Adolescent brains are developmentally distinct from adults, resulting in different reasons for engaging in risky behavior like substance abuse, which makes it difficult for clinicians to know how to approach addiction treatment with younger patients. While they require different approaches to treatment, adolescents often receive addiction treatment based on adult models, limiting its effectiveness.

Sarah Feldstein Ewing, Clinical Psychology Professor at the University of Rhode Island College of Health Sciences, started her career treating adolescents engaging in heavy alcohol and cannabis use. She found the common frameworks used to treat adults were not hitting the mark with younger patients, who often have different motivations for engaging in such risky behavior.

“We’re treating kids who have been drinking for maybe two years, and we’re talking about relapse and asking kids to abstain,” said Feldstein Ewing. “These concepts that may make sense if you’ve been drinking for 30 years are a little more far-fetched if you’re 15 and just binge drinking over prom weekend. Some of the kids we’ve been working with are first-generation cannabis users or drinkers who got in a car accident and got arrested. Even to those who have been using chronically — every day or every other day — relapse is kind of a weird idea if you’re 15 or 16. It’s just so new to them, so it doesn’t make sense to talk about these concepts when you’re so young.”

The use of adult-centric treatment protocols is problematic because adolescents face significantly different conditions in addiction treatment, including distinct biological and neurodevelopmental stages, unique socio-developmental concerns, distinctive addiction trajectories, and, in turn, disparate treatment goals and outcomes. Feldstein Ewing’s study looks at the neural response of the adolescent brain to determine which areas of the brain are activated in the course of behavioral treatment sessions. Adolescents were placed in a MRI scanner before and after they receive one of two behavioral treatments — “mindfulness” and “motivational Interviewing.” Feldstein Ewing plays back therapists’ statements from the sessions to see what parts of the brain blood flows to, which is a marker of which areas of the brain are activating.

“When you look at something, blood flows to the part of the brain that helps you see that. If you see someone familiar, blood flows to the part of the brain that recognizes faces,” she said. “When we play back therapists’ language, we can see what parts are activating for kids, and that tells us which treatments are meaningful and which are not. When we examine which part of the brain lights up, we can figure out how to make treatment better.”
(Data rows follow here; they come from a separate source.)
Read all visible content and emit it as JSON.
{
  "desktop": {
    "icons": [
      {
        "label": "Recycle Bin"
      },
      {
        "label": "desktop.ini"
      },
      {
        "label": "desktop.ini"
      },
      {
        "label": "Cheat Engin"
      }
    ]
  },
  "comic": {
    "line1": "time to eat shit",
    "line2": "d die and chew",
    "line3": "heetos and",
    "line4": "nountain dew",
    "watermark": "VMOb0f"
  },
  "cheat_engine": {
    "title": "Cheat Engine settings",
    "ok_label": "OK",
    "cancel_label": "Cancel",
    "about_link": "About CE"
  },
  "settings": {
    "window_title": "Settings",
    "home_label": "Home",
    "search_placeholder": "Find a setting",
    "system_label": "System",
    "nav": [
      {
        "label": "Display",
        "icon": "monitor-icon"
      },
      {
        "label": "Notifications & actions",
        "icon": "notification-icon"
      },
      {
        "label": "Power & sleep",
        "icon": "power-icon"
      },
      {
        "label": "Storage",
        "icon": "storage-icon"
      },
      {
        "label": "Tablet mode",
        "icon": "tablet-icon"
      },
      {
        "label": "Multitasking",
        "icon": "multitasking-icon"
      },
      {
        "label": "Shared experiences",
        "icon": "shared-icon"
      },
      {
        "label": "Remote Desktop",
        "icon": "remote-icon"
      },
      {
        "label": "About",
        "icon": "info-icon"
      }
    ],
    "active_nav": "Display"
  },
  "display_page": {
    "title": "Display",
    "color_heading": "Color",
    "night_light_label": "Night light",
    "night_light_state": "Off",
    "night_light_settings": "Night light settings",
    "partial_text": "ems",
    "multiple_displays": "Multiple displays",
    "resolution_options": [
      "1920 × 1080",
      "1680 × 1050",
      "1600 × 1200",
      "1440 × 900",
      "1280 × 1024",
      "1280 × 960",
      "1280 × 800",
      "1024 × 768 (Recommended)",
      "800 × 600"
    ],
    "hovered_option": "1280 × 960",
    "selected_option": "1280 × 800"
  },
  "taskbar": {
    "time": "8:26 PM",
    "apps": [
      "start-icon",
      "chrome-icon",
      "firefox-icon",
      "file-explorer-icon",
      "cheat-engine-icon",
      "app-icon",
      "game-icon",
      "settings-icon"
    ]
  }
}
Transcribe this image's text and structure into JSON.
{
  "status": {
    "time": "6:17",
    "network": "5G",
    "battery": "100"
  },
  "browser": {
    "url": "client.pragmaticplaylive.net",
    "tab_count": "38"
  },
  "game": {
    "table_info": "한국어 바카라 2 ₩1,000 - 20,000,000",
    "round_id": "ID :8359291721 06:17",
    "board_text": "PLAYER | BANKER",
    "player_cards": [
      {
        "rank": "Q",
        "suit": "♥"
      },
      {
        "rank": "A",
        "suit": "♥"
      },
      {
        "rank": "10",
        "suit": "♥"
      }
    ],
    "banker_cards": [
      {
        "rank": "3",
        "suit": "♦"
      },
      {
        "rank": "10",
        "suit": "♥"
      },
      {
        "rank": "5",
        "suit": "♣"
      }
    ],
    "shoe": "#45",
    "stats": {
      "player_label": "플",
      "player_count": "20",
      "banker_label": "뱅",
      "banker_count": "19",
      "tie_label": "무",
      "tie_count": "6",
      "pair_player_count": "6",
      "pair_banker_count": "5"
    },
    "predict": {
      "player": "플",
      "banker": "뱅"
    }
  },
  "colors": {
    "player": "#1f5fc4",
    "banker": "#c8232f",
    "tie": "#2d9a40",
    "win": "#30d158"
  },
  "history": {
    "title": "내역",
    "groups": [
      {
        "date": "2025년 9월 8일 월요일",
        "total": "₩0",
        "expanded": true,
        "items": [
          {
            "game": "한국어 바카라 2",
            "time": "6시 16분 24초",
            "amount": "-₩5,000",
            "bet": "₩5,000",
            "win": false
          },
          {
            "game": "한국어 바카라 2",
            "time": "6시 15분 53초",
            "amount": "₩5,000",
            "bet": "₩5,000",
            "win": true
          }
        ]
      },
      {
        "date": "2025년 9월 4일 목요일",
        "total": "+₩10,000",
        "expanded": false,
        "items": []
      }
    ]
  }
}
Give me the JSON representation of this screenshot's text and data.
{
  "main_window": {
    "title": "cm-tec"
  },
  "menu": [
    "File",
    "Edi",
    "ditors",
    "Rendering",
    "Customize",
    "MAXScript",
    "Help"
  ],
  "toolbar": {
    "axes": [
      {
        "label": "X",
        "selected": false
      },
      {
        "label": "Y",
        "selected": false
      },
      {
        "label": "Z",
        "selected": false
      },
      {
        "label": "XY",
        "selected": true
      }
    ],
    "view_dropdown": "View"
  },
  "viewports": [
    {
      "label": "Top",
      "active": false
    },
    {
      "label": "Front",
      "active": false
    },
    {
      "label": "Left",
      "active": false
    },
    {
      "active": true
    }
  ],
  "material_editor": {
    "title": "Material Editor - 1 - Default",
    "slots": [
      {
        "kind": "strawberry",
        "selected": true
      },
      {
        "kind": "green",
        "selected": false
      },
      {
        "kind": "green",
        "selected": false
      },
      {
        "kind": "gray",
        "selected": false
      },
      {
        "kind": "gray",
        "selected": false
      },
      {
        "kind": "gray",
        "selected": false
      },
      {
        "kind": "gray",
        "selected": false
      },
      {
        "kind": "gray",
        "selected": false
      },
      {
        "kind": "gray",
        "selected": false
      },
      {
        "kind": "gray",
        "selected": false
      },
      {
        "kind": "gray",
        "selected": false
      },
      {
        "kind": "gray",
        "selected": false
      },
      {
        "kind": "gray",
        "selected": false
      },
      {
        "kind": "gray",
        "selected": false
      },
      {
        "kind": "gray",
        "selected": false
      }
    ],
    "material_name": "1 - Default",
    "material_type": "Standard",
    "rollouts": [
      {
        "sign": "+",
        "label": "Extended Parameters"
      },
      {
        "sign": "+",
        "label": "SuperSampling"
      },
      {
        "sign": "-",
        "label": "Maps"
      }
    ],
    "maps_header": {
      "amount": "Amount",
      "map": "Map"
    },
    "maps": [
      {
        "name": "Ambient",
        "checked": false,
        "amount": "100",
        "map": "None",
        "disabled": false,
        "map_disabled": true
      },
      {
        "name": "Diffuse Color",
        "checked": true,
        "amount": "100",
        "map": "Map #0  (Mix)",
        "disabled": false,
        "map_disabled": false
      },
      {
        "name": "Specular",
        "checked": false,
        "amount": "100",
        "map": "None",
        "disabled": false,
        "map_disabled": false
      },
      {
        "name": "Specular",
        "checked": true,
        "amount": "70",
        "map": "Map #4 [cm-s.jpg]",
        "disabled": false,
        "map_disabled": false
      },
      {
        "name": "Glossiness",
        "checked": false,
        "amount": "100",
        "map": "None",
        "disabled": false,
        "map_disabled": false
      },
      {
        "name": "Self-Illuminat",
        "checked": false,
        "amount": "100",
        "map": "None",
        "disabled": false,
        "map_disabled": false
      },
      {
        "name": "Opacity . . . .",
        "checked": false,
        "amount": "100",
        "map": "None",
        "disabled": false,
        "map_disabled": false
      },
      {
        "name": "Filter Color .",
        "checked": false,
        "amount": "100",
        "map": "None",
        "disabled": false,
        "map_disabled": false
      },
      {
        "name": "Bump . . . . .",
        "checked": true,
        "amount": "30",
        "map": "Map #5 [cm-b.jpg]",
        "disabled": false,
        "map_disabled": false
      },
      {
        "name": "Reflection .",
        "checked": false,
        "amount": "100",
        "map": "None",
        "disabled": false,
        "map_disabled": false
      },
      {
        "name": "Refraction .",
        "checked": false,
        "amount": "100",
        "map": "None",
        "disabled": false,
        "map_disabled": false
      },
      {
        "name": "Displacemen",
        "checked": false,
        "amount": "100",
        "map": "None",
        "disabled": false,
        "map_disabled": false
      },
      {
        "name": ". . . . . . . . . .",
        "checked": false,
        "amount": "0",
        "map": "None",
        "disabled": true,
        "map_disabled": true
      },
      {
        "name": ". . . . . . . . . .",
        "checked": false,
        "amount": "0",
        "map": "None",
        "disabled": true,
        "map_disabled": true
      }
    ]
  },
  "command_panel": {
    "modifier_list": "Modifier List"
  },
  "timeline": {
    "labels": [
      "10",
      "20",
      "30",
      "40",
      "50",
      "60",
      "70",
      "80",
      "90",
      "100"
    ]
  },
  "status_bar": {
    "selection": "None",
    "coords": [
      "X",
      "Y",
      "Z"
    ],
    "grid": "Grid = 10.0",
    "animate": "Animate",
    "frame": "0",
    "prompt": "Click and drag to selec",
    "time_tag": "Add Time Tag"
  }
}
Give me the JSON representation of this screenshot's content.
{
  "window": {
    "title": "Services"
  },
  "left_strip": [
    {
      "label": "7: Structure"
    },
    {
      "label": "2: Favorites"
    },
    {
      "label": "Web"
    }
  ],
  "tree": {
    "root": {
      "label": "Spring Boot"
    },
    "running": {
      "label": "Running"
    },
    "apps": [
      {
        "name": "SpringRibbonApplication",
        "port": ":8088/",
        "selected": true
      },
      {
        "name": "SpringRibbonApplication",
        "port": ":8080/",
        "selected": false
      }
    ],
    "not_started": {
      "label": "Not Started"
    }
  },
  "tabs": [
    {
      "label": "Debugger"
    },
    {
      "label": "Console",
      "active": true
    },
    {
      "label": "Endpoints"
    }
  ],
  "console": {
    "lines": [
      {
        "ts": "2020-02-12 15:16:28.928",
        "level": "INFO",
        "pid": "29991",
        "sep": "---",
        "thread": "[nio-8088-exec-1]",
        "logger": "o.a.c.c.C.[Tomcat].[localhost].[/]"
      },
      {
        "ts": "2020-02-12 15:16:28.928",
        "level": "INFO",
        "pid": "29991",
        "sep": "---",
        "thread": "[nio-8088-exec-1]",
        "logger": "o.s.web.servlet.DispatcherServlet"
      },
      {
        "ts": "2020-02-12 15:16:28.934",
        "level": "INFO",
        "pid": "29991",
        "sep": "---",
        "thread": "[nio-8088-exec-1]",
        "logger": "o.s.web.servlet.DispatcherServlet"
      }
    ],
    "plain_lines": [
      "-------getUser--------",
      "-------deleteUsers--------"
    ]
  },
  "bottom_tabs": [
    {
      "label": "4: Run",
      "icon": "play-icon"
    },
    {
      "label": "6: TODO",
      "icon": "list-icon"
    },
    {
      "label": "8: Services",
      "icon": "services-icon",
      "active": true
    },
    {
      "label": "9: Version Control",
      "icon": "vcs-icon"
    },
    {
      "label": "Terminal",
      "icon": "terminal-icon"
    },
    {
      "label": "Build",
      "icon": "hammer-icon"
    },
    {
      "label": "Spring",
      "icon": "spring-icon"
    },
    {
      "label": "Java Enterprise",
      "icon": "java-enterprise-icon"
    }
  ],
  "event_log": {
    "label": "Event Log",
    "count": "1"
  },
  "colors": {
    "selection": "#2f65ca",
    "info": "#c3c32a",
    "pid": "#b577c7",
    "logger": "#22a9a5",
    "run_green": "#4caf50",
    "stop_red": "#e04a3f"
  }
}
“Kids and adults’ brains respond in totally different ways. Adults mostly have responses in areas of reward – when you get that reward, your feelings of craving are satiated,” she said. “For adults it’s more that they can’t help it; they have these powerful cravings…With kids, it’s not that they’re trying to satisfy cravings. They’re using because they went to a party and there was weed there, or they were hanging out with friends and drinking because that’s what was available. It’s more of an exploratory, experimental use rather than this chronic urge to use.  Adolescents are still very much figuring out who they are and who they want to be. Thinking about changing their behavior is more in that domain.”

The goal is to use adolescents’ own instincts to influence behavior change, which Feldstein Ewing plans to explore further in a subsequent study. Adolescent brains are much more adaptable, allowing teenagers to more easily change their behavior to fit in with their friends than with adults. Tapping into those skills, Feldstein Ewing plans to create self-reflection areas for adolescents where they can focus on behaviors they need to change. By scanning their brains before and after such a therapy session, she can determine whether the interventions are stimulating the parts of the brain needed to affect change.